Exercise goal: Set down every record below exactly as it stands, with the pictures omitted.

Records contained in a dataset:
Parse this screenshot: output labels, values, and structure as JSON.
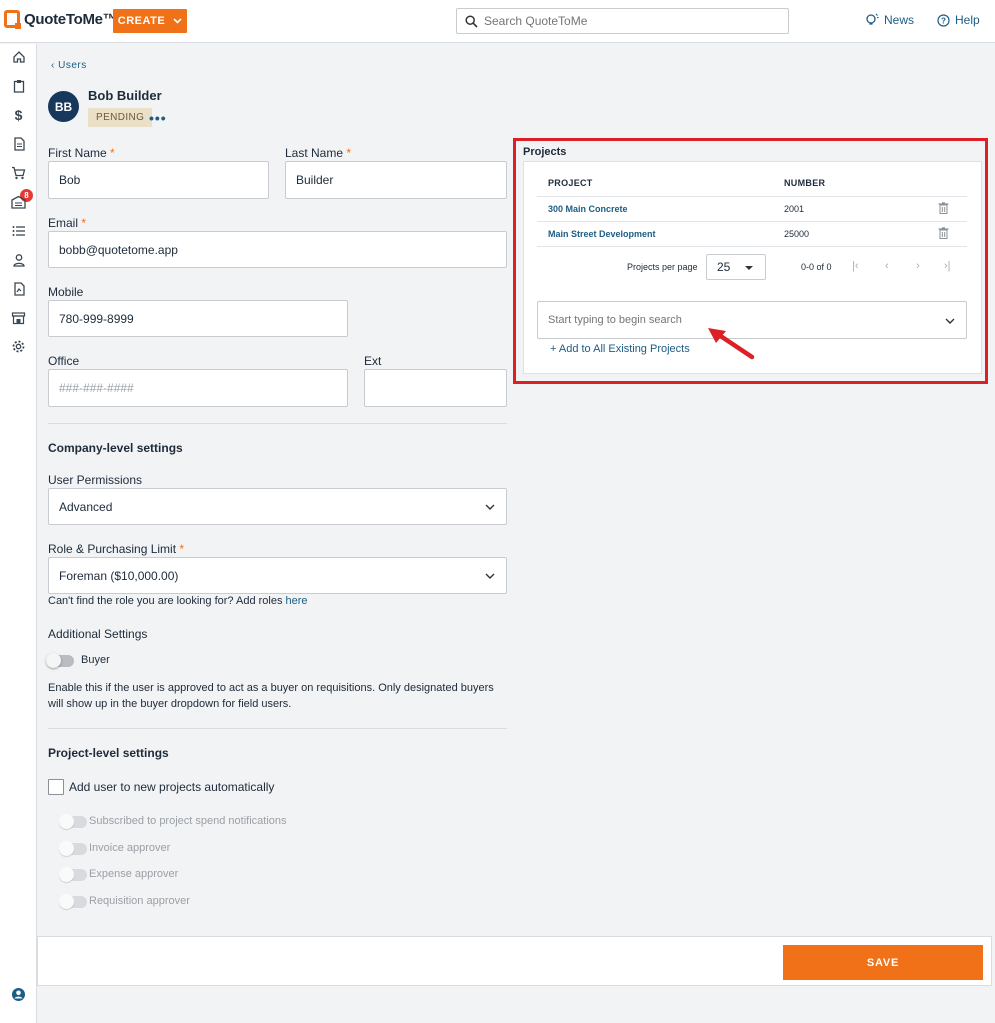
{
  "app": {
    "name": "QuoteToMe™",
    "brand_color": "#f07118",
    "link_color": "#1c5d85",
    "highlight_color": "#dd1f26"
  },
  "header": {
    "create_label": "CREATE",
    "search_placeholder": "Search QuoteToMe",
    "news_label": "News",
    "help_label": "Help"
  },
  "sidebar": {
    "icons": [
      "home-icon",
      "clipboard-icon",
      "dollar-icon",
      "document-icon",
      "cart-icon",
      "warehouse-icon",
      "list-icon",
      "person-icon",
      "report-icon",
      "store-icon",
      "gear-icon"
    ],
    "badge_count": "8",
    "account_icon": "account-circle-icon"
  },
  "breadcrumb": {
    "back_label": "Users"
  },
  "user": {
    "initials": "BB",
    "name": "Bob Builder",
    "status": "PENDING",
    "more_label": "•••"
  },
  "form": {
    "first_name_label": "First Name",
    "first_name_value": "Bob",
    "last_name_label": "Last Name",
    "last_name_value": "Builder",
    "email_label": "Email",
    "email_value": "bobb@quotetome.app",
    "mobile_label": "Mobile",
    "mobile_value": "780-999-8999",
    "office_label": "Office",
    "office_placeholder": "###-###-####",
    "ext_label": "Ext",
    "required_mark": "*"
  },
  "company_settings": {
    "title": "Company-level settings",
    "permissions_label": "User Permissions",
    "permissions_value": "Advanced",
    "role_label": "Role & Purchasing Limit",
    "role_value": "Foreman ($10,000.00)",
    "role_help": "Can't find the role you are looking for? Add roles",
    "role_help_link": "here",
    "additional_title": "Additional Settings",
    "buyer_label": "Buyer",
    "buyer_on": false,
    "buyer_help": "Enable this if the user is approved to act as a buyer on requisitions. Only designated buyers will show up in the buyer dropdown for field users."
  },
  "project_settings": {
    "title": "Project-level settings",
    "auto_add_label": "Add user to new projects automatically",
    "auto_add_checked": false,
    "toggles": [
      "Subscribed to project spend notifications",
      "Invoice approver",
      "Expense approver",
      "Requisition approver"
    ]
  },
  "projects": {
    "title": "Projects",
    "columns": [
      "PROJECT",
      "NUMBER"
    ],
    "rows": [
      {
        "name": "300 Main Concrete",
        "number": "2001"
      },
      {
        "name": "Main Street Development",
        "number": "25000"
      }
    ],
    "per_page_label": "Projects per page",
    "per_page_value": "25",
    "range_text": "0-0 of 0",
    "search_placeholder": "Start typing to begin search",
    "add_all_label": "Add to All Existing Projects"
  },
  "footer": {
    "save_label": "SAVE"
  }
}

Expected answer:
Parse this screenshot: output labels, values, and structure as JSON.
{
  "app": {
    "name": "QuoteToMe™",
    "brand_color": "#f07118",
    "link_color": "#1c5d85",
    "highlight_color": "#dd1f26"
  },
  "header": {
    "create_label": "CREATE",
    "search_placeholder": "Search QuoteToMe",
    "news_label": "News",
    "help_label": "Help"
  },
  "sidebar": {
    "icons": [
      "home-icon",
      "clipboard-icon",
      "dollar-icon",
      "document-icon",
      "cart-icon",
      "warehouse-icon",
      "list-icon",
      "person-icon",
      "report-icon",
      "store-icon",
      "gear-icon"
    ],
    "badge_count": "8",
    "account_icon": "account-circle-icon"
  },
  "breadcrumb": {
    "back_label": "Users"
  },
  "user": {
    "initials": "BB",
    "name": "Bob Builder",
    "status": "PENDING",
    "more_label": "•••"
  },
  "form": {
    "first_name_label": "First Name",
    "first_name_value": "Bob",
    "last_name_label": "Last Name",
    "last_name_value": "Builder",
    "email_label": "Email",
    "email_value": "bobb@quotetome.app",
    "mobile_label": "Mobile",
    "mobile_value": "780-999-8999",
    "office_label": "Office",
    "office_placeholder": "###-###-####",
    "ext_label": "Ext",
    "required_mark": "*"
  },
  "company_settings": {
    "title": "Company-level settings",
    "permissions_label": "User Permissions",
    "permissions_value": "Advanced",
    "role_label": "Role & Purchasing Limit",
    "role_value": "Foreman ($10,000.00)",
    "role_help": "Can't find the role you are looking for? Add roles",
    "role_help_link": "here",
    "additional_title": "Additional Settings",
    "buyer_label": "Buyer",
    "buyer_on": false,
    "buyer_help": "Enable this if the user is approved to act as a buyer on requisitions. Only designated buyers will show up in the buyer dropdown for field users."
  },
  "project_settings": {
    "title": "Project-level settings",
    "auto_add_label": "Add user to new projects automatically",
    "auto_add_checked": false,
    "toggles": [
      "Subscribed to project spend notifications",
      "Invoice approver",
      "Expense approver",
      "Requisition approver"
    ]
  },
  "projects": {
    "title": "Projects",
    "columns": [
      "PROJECT",
      "NUMBER"
    ],
    "rows": [
      {
        "name": "300 Main Concrete",
        "number": "2001"
      },
      {
        "name": "Main Street Development",
        "number": "25000"
      }
    ],
    "per_page_label": "Projects per page",
    "per_page_value": "25",
    "range_text": "0-0 of 0",
    "search_placeholder": "Start typing to begin search",
    "add_all_label": "Add to All Existing Projects"
  },
  "footer": {
    "save_label": "SAVE"
  }
}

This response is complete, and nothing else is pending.